Supplied information START

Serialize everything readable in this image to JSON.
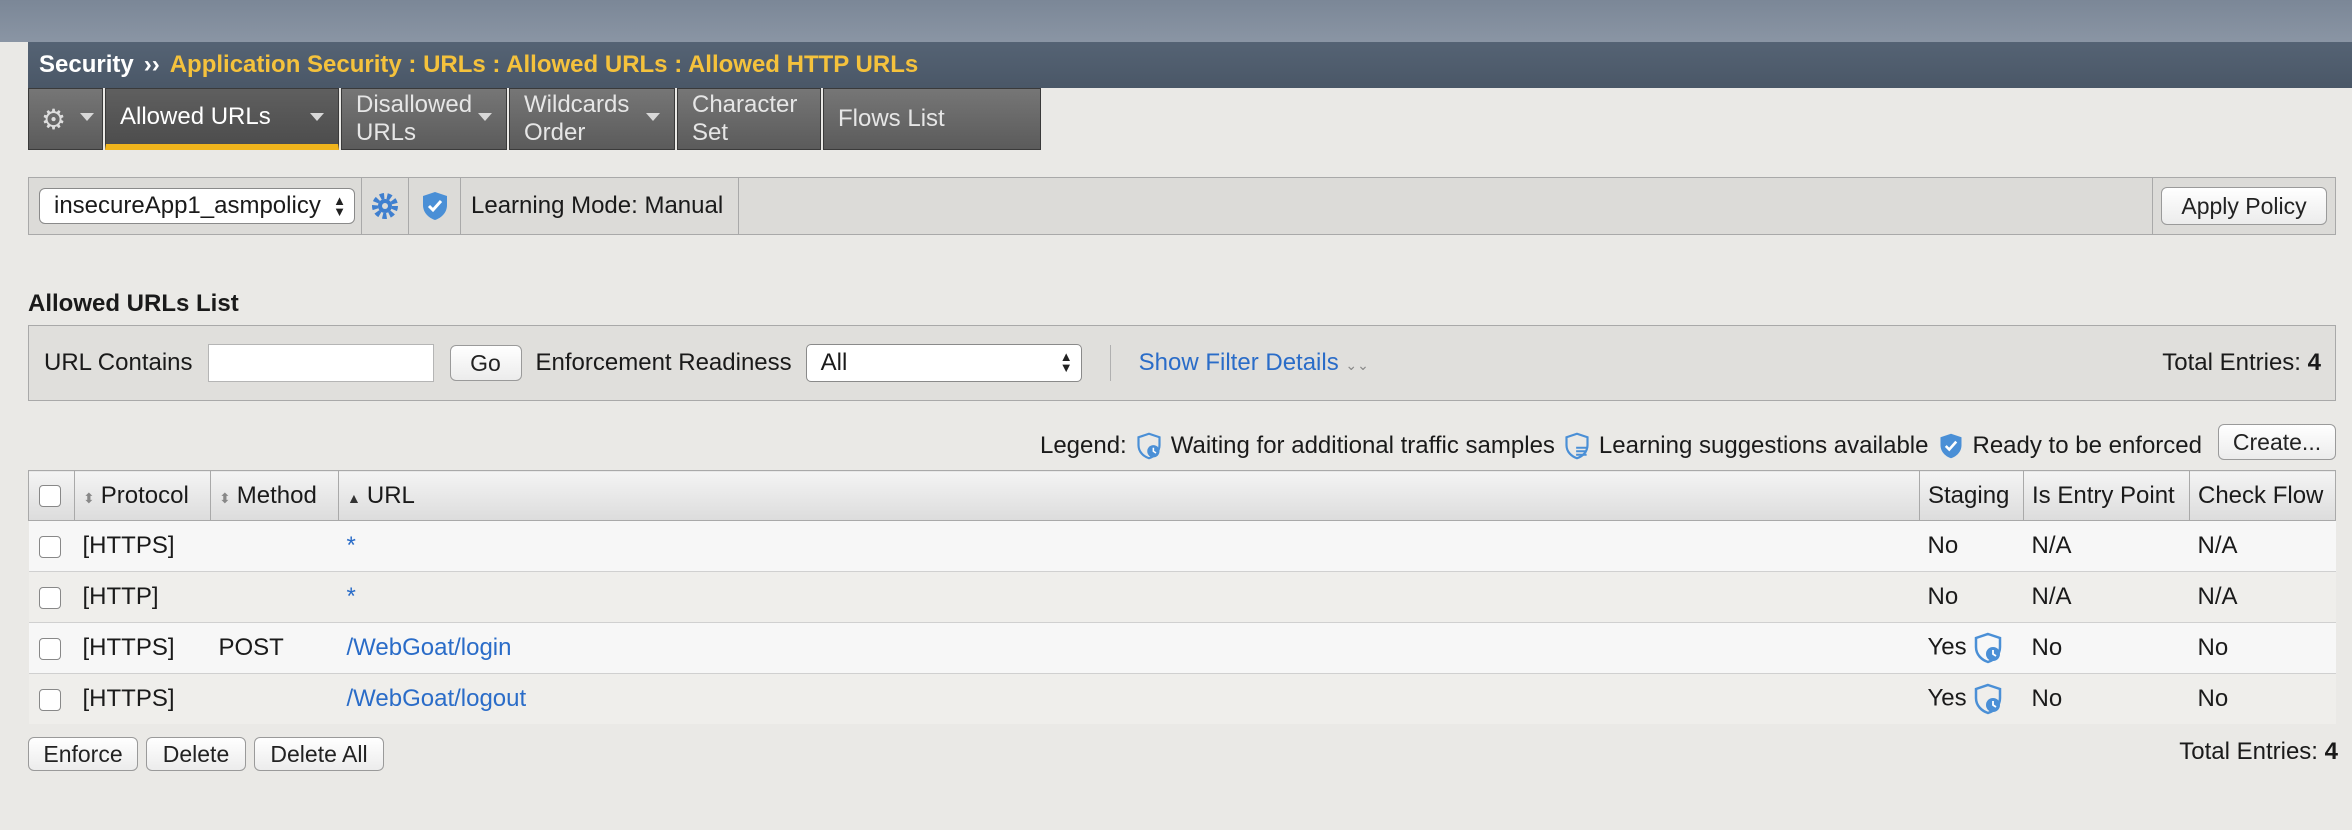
{
  "breadcrumb": {
    "root": "Security",
    "separator": "››",
    "path": "Application Security : URLs : Allowed URLs : Allowed HTTP URLs"
  },
  "tabs": [
    {
      "label": "Allowed URLs",
      "active": true,
      "has_menu": true
    },
    {
      "label": "Disallowed URLs",
      "active": false,
      "has_menu": true
    },
    {
      "label": "Wildcards Order",
      "active": false,
      "has_menu": true
    },
    {
      "label": "Character Set",
      "active": false,
      "has_menu": false
    },
    {
      "label": "Flows List",
      "active": false,
      "has_menu": false
    }
  ],
  "policy": {
    "selected": "insecureApp1_asmpolicy",
    "learning_mode": "Learning Mode: Manual",
    "apply_label": "Apply Policy"
  },
  "list": {
    "title": "Allowed URLs List"
  },
  "filter": {
    "url_contains_label": "URL Contains",
    "url_contains_value": "",
    "go_label": "Go",
    "readiness_label": "Enforcement Readiness",
    "readiness_value": "All",
    "show_filter_label": "Show Filter Details",
    "total_label": "Total Entries:",
    "total_value": "4"
  },
  "legend": {
    "label": "Legend:",
    "waiting": "Waiting for additional traffic samples",
    "learning": "Learning suggestions available",
    "ready": "Ready to be enforced",
    "create_label": "Create..."
  },
  "table": {
    "headers": {
      "protocol": "Protocol",
      "method": "Method",
      "url": "URL",
      "staging": "Staging",
      "entry": "Is Entry Point",
      "flow": "Check Flow"
    },
    "rows": [
      {
        "protocol": "[HTTPS]",
        "method": "",
        "url": "*",
        "staging": "No",
        "staging_icon": false,
        "entry": "N/A",
        "flow": "N/A"
      },
      {
        "protocol": "[HTTP]",
        "method": "",
        "url": "*",
        "staging": "No",
        "staging_icon": false,
        "entry": "N/A",
        "flow": "N/A"
      },
      {
        "protocol": "[HTTPS]",
        "method": "POST",
        "url": "/WebGoat/login",
        "staging": "Yes",
        "staging_icon": true,
        "entry": "No",
        "flow": "No"
      },
      {
        "protocol": "[HTTPS]",
        "method": "",
        "url": "/WebGoat/logout",
        "staging": "Yes",
        "staging_icon": true,
        "entry": "No",
        "flow": "No"
      }
    ]
  },
  "actions": {
    "enforce": "Enforce",
    "delete": "Delete",
    "delete_all": "Delete All"
  },
  "colors": {
    "accent": "#f0b41c",
    "link": "#2a6cc8",
    "shield": "#4a8fd6"
  }
}
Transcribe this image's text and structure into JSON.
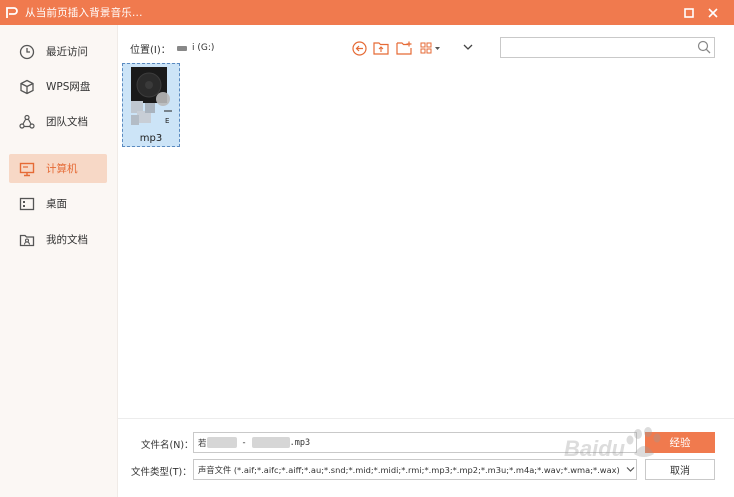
{
  "window": {
    "title": "从当前页插入背景音乐..."
  },
  "sidebar": {
    "items": [
      {
        "label": "最近访问",
        "icon": "clock-icon"
      },
      {
        "label": "WPS网盘",
        "icon": "cloud-box-icon"
      },
      {
        "label": "团队文档",
        "icon": "team-icon"
      },
      {
        "label": "计算机",
        "icon": "computer-icon",
        "active": true
      },
      {
        "label": "桌面",
        "icon": "desktop-icon"
      },
      {
        "label": "我的文档",
        "icon": "my-documents-icon"
      }
    ]
  },
  "toolbar": {
    "location_label": "位置(I)：",
    "location_value": "i (G:)",
    "buttons": [
      "back-icon",
      "up-folder-icon",
      "new-folder-icon",
      "view-mode-icon"
    ]
  },
  "search": {
    "placeholder": ""
  },
  "files": [
    {
      "name": "mp3",
      "partial_label": "E"
    }
  ],
  "footer": {
    "filename_label": "文件名(N)：",
    "filename_prefix": "若",
    "filename_dash": "-",
    "filename_ext": ".mp3",
    "filetype_label": "文件类型(T)：",
    "filetype_value": "声音文件 (*.aif;*.aifc;*.aiff;*.au;*.snd;*.mid;*.midi;*.rmi;*.mp3;*.mp2;*.m3u;*.m4a;*.wav;*.wma;*.wax)",
    "ok_label": "经验",
    "cancel_label": "取消"
  },
  "watermark": {
    "text": "Baidu"
  },
  "colors": {
    "accent": "#f07a4e",
    "active_bg": "#f7d8c6",
    "active_text": "#e56a35",
    "sidebar_bg": "#fbf7f4",
    "selection": "#cce4f7"
  }
}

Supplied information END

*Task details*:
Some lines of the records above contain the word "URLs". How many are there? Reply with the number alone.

*Exercise response*:
4